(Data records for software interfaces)
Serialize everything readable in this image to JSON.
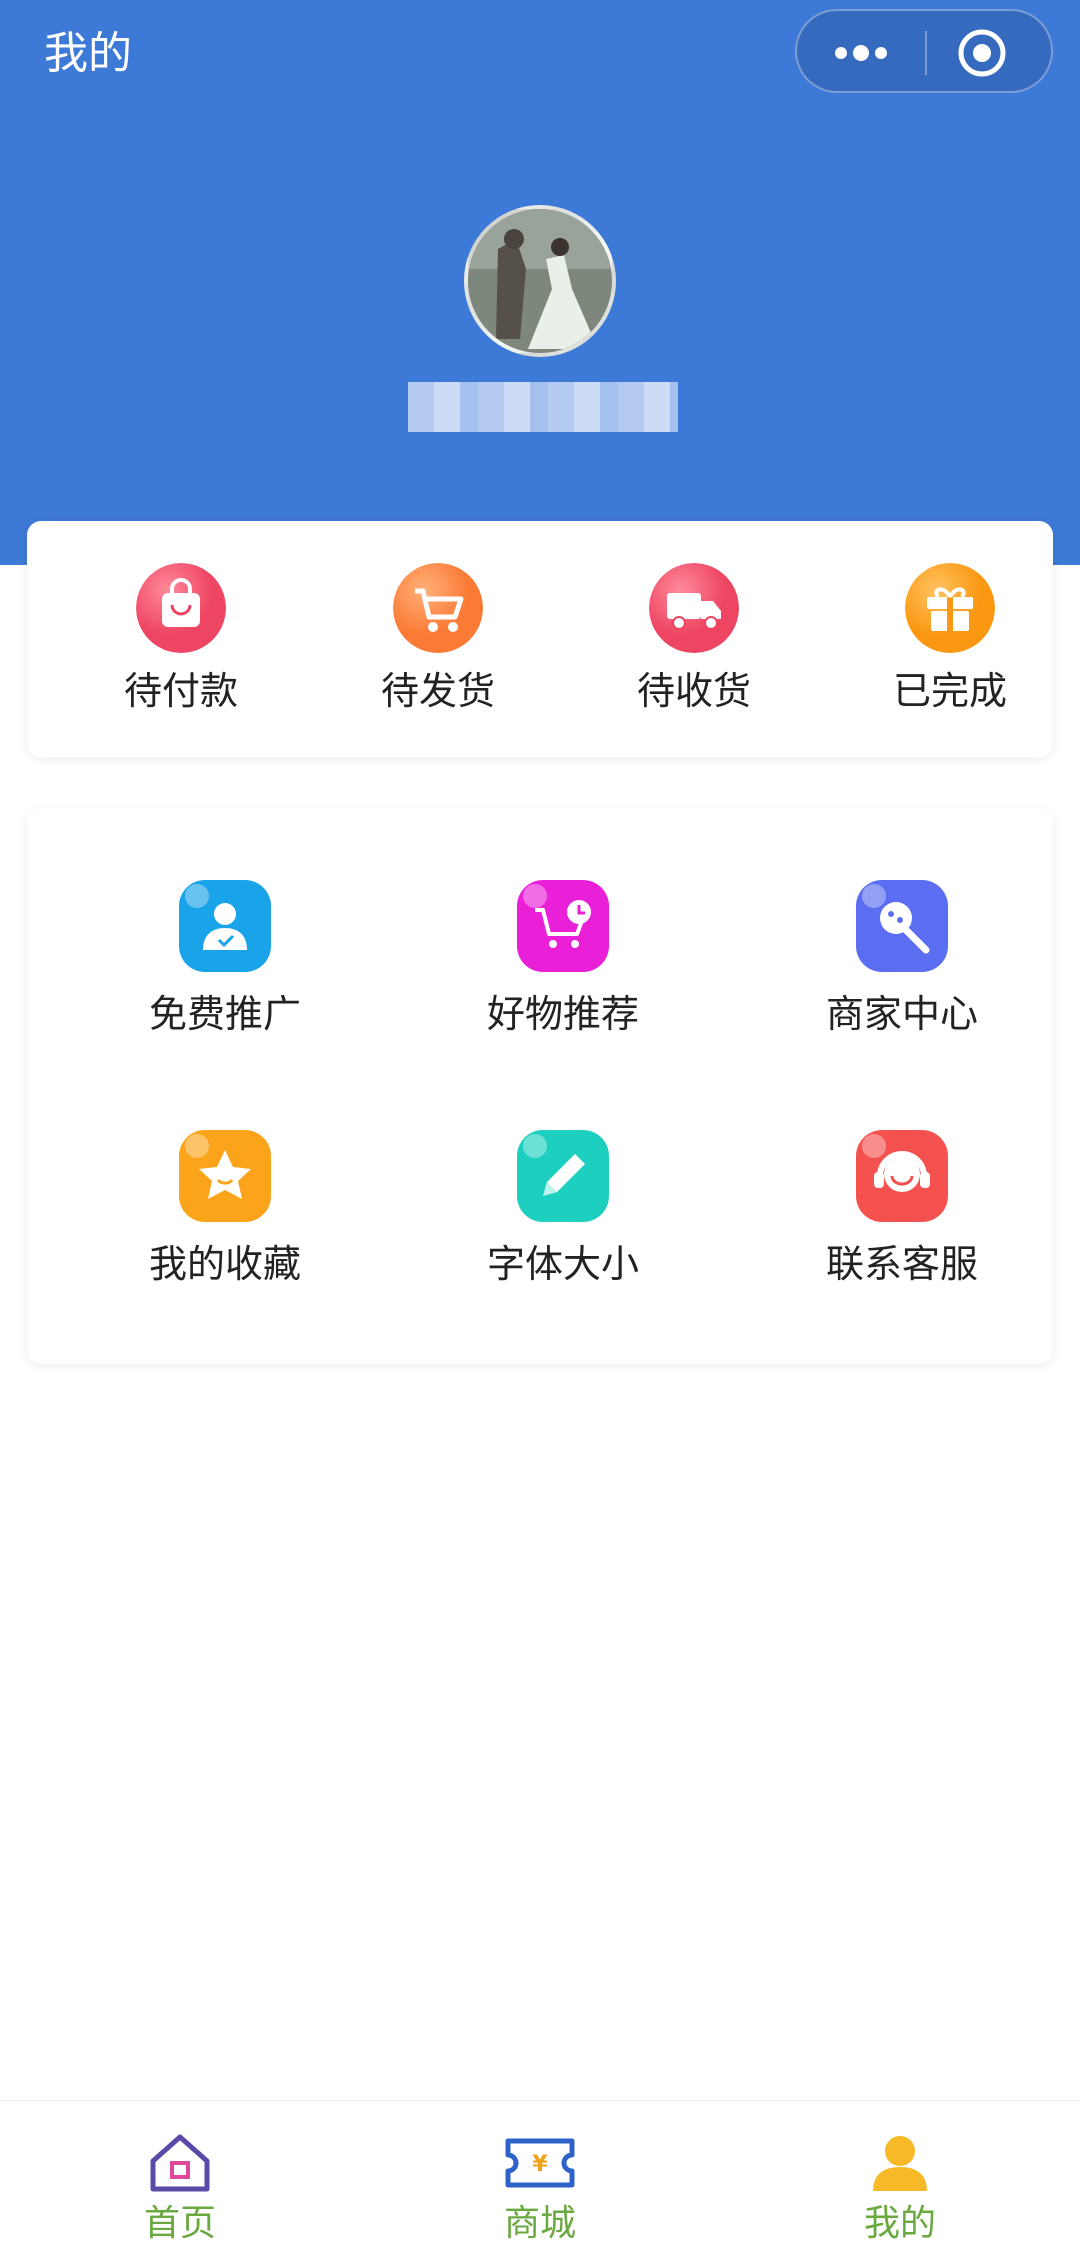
{
  "header": {
    "title": "我的",
    "bg_color": "#3d79d6"
  },
  "capsule": {
    "more_icon": "more-dots-icon",
    "close_icon": "target-circle-icon"
  },
  "profile": {
    "avatar": "user-avatar-photo",
    "nickname": ""
  },
  "orders": [
    {
      "label": "待付款",
      "icon": "shopping-bag-icon",
      "color": "#f0546b"
    },
    {
      "label": "待发货",
      "icon": "cart-icon",
      "color": "#fb8240"
    },
    {
      "label": "待收货",
      "icon": "delivery-truck-icon",
      "color": "#f0546b"
    },
    {
      "label": "已完成",
      "icon": "gift-icon",
      "color": "#fba21f"
    }
  ],
  "features": [
    {
      "label": "免费推广",
      "icon": "user-check-icon",
      "color": "#19a4ea"
    },
    {
      "label": "好物推荐",
      "icon": "cart-clock-icon",
      "color": "#ea1fd8"
    },
    {
      "label": "商家中心",
      "icon": "microphone-icon",
      "color": "#5b6ef2"
    },
    {
      "label": "我的收藏",
      "icon": "star-icon",
      "color": "#fba319"
    },
    {
      "label": "字体大小",
      "icon": "pencil-icon",
      "color": "#1dcfbe"
    },
    {
      "label": "联系客服",
      "icon": "headset-icon",
      "color": "#f5524f"
    }
  ],
  "tabbar": [
    {
      "label": "首页",
      "icon": "home-icon",
      "color": "#6aa840"
    },
    {
      "label": "商城",
      "icon": "ticket-yen-icon",
      "color": "#6aa840"
    },
    {
      "label": "我的",
      "icon": "user-icon",
      "color": "#6aa840",
      "active": true
    }
  ]
}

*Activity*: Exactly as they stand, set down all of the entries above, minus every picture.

*Written response*:
Serialize everything readable in this image to JSON.
{
  "header": {
    "title": "我的",
    "bg_color": "#3d79d6"
  },
  "capsule": {
    "more_icon": "more-dots-icon",
    "close_icon": "target-circle-icon"
  },
  "profile": {
    "avatar": "user-avatar-photo",
    "nickname": ""
  },
  "orders": [
    {
      "label": "待付款",
      "icon": "shopping-bag-icon",
      "color": "#f0546b"
    },
    {
      "label": "待发货",
      "icon": "cart-icon",
      "color": "#fb8240"
    },
    {
      "label": "待收货",
      "icon": "delivery-truck-icon",
      "color": "#f0546b"
    },
    {
      "label": "已完成",
      "icon": "gift-icon",
      "color": "#fba21f"
    }
  ],
  "features": [
    {
      "label": "免费推广",
      "icon": "user-check-icon",
      "color": "#19a4ea"
    },
    {
      "label": "好物推荐",
      "icon": "cart-clock-icon",
      "color": "#ea1fd8"
    },
    {
      "label": "商家中心",
      "icon": "microphone-icon",
      "color": "#5b6ef2"
    },
    {
      "label": "我的收藏",
      "icon": "star-icon",
      "color": "#fba319"
    },
    {
      "label": "字体大小",
      "icon": "pencil-icon",
      "color": "#1dcfbe"
    },
    {
      "label": "联系客服",
      "icon": "headset-icon",
      "color": "#f5524f"
    }
  ],
  "tabbar": [
    {
      "label": "首页",
      "icon": "home-icon",
      "color": "#6aa840"
    },
    {
      "label": "商城",
      "icon": "ticket-yen-icon",
      "color": "#6aa840"
    },
    {
      "label": "我的",
      "icon": "user-icon",
      "color": "#6aa840",
      "active": true
    }
  ]
}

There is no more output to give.